- Create a new project folder (we have a training video of this process so that it can be done by anyone)
- Request the baseline schedule from the General Contractor (GC)
- Request the conformed drawings from the general contractor
- Review and confirm due dates for submittal drawings
- Review the project specifications and identify any unusual or project-specific requirements
- Read the project review (kick-off) document (compiled by the estimators)
- Send in any early requests for information (RFI) as indicated by the estimators
- Review any other important bid documents from the estimate
- Generate work packages and phases
- Enter work packages and budgets into the project management software
- Assign work packages to the detailer(s)
- Enter work packages into the submittal log
- Issue purchase orders for buyout items
- Submit any required welder certifications
- Review and confirm inspection requirements
- Create the schedule of values (SOV)
If you want to include a greater level of detail and accountability in your checklists, consider assigning each task to a specific person or role within the company, along with an expected completion timeline. As an example, the “create a new project folder” task can be assigned to be completed by the project administrator role within 24 hours of project kick-off.
In your company, it may make sense to create a Responsibility Assignment Matrix (RACI Matrix) as a separate document to help manage who is responsible for what processes.
Full Kit – Advice from a Manufacturing Executive
(This is some advice from a friend that is an executive at a manufacturing company.)
The concept of achieving “full kit” (have all the necessary info and resources assigned) before we start a project is derived from the project management body of knowledge of the Theory of Constraints (TOC), first introduced by Eliyahu Goldratt in his book The Goal. The simple, and powerful, concept that we should not start a project unless we are “full kit” to avoid having to start and stop which causes project delays and waste of resources.
An early project start rarely coincides with an early finish.

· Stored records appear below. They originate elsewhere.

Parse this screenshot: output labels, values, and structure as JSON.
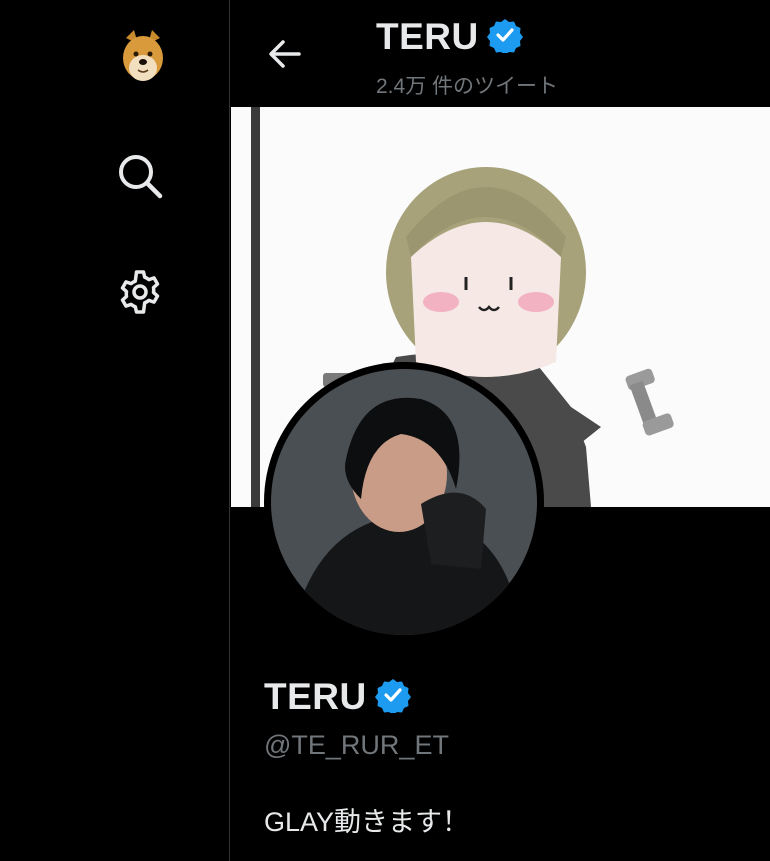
{
  "sidebar": {
    "logo_icon": "doge-logo-icon",
    "items": [
      {
        "icon": "search-icon"
      },
      {
        "icon": "gear-icon"
      }
    ]
  },
  "header": {
    "name": "TERU",
    "tweet_count": "2.4万 件のツイート",
    "back_icon": "back-arrow-icon"
  },
  "profile": {
    "name": "TERU",
    "handle": "@TE_RUR_ET",
    "bio": "GLAY動きます！",
    "verified": true
  },
  "colors": {
    "background": "#000000",
    "text": "#e7e9ea",
    "secondary_text": "#71767b",
    "verified_badge": "#1d9bf0",
    "divider": "#2f3336"
  }
}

It is more important that you finish a project rapidly than that you start quickly. It can be more important that you do not start too soon before you have gathered all of the necessary resources and achieved full kit.
Adhering to a project start checklist forces discipline to ensure you are fully prepared with all technical documents, work packages, materials, and other resources needed to complete the project once started.
Related Posts about Checklists
- Why You Should Use a Project Start Checklist
- The Checklist Manifesto by Atul Gawande Summary
- Onboarding Checklist (Includes Free Template)
- RFI Checklist and Template
Please visit my project management page for more articles and tips on managing projects.